* _WORK TO BE COMPLETED_
Answer with a number only: how many lines of the data contain "count"?

Interface dataset entries
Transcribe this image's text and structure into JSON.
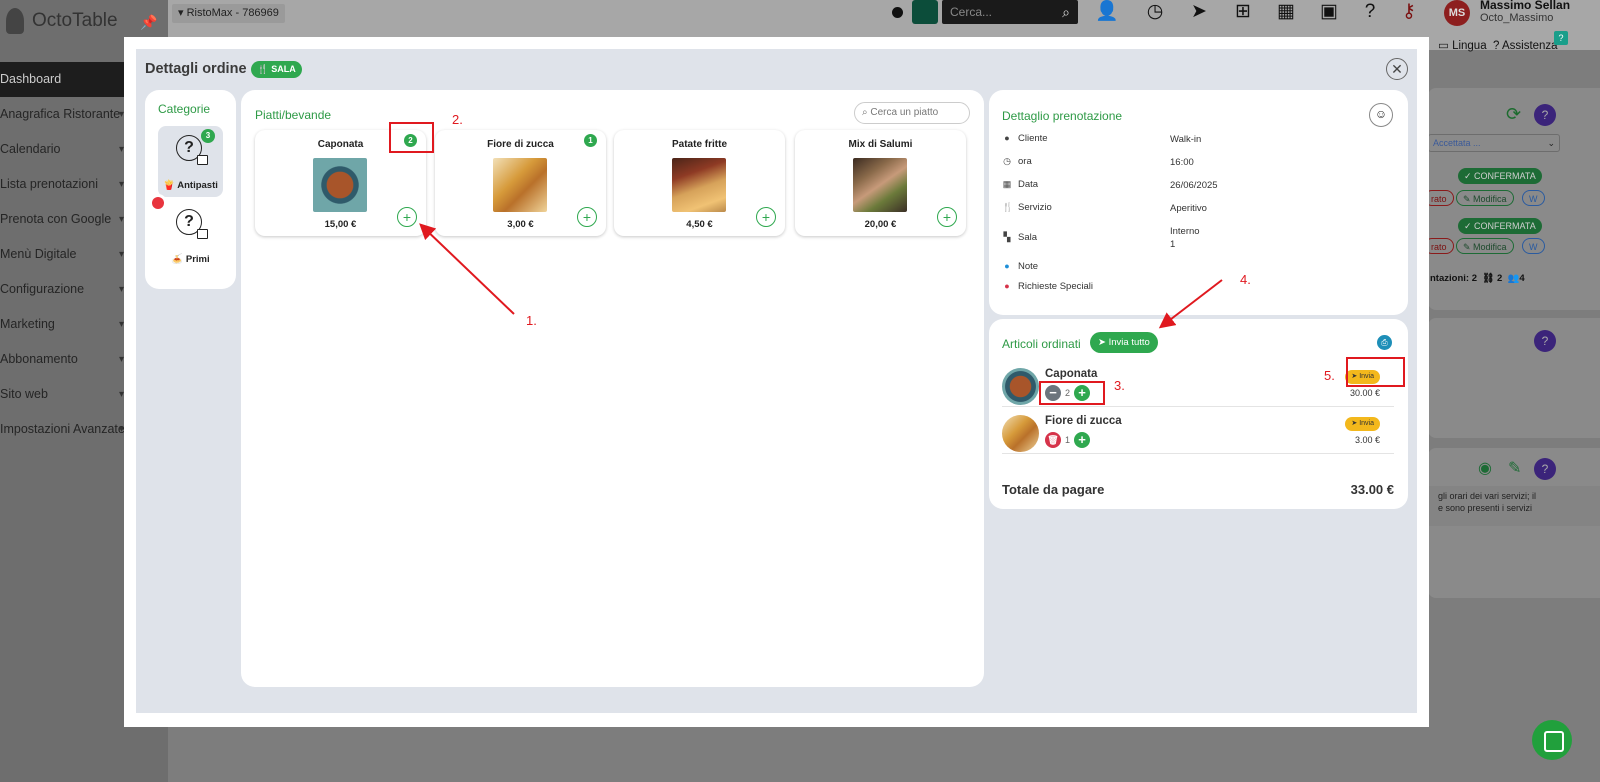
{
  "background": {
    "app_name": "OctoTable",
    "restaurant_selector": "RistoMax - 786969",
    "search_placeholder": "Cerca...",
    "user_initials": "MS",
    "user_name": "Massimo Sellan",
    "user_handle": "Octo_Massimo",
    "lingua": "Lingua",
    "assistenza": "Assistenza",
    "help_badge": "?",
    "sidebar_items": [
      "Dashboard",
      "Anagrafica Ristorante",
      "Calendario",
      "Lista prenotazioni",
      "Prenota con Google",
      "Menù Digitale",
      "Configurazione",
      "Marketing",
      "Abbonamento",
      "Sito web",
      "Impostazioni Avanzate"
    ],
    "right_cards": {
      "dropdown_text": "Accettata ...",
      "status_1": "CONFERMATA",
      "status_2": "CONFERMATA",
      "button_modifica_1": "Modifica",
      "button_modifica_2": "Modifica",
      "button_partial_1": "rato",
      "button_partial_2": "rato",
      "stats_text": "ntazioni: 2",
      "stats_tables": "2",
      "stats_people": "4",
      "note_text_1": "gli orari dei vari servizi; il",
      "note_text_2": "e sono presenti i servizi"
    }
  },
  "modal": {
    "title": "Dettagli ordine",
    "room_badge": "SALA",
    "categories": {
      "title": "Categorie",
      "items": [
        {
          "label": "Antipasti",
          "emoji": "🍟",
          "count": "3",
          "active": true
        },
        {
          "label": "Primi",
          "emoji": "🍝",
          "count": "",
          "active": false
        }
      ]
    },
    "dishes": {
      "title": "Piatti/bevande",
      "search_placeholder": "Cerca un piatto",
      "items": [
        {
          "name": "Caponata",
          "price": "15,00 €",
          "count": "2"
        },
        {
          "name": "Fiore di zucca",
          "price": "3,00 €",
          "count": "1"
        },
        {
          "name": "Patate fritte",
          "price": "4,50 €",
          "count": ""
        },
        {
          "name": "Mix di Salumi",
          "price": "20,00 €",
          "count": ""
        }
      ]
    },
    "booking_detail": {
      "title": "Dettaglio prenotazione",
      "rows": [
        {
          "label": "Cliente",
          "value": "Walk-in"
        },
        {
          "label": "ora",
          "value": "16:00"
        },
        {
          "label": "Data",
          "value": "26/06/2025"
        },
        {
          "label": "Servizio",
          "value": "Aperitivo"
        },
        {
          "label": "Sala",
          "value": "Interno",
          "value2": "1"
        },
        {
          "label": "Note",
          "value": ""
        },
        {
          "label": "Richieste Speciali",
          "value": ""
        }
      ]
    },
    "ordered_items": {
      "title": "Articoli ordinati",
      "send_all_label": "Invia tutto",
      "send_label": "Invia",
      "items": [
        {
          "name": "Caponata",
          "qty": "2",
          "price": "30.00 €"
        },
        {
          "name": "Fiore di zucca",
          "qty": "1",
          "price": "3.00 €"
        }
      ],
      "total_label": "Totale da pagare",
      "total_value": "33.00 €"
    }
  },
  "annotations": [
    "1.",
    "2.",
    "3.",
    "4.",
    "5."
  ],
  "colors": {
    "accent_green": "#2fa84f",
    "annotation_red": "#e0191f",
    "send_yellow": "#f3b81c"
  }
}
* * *
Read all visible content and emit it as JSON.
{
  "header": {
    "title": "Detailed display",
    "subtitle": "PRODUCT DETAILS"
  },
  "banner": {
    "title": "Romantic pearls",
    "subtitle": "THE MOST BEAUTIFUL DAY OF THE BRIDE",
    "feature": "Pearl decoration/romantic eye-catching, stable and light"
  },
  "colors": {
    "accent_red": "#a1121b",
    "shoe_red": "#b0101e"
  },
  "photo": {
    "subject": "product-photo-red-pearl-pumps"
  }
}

* _TASK ANSWER_
6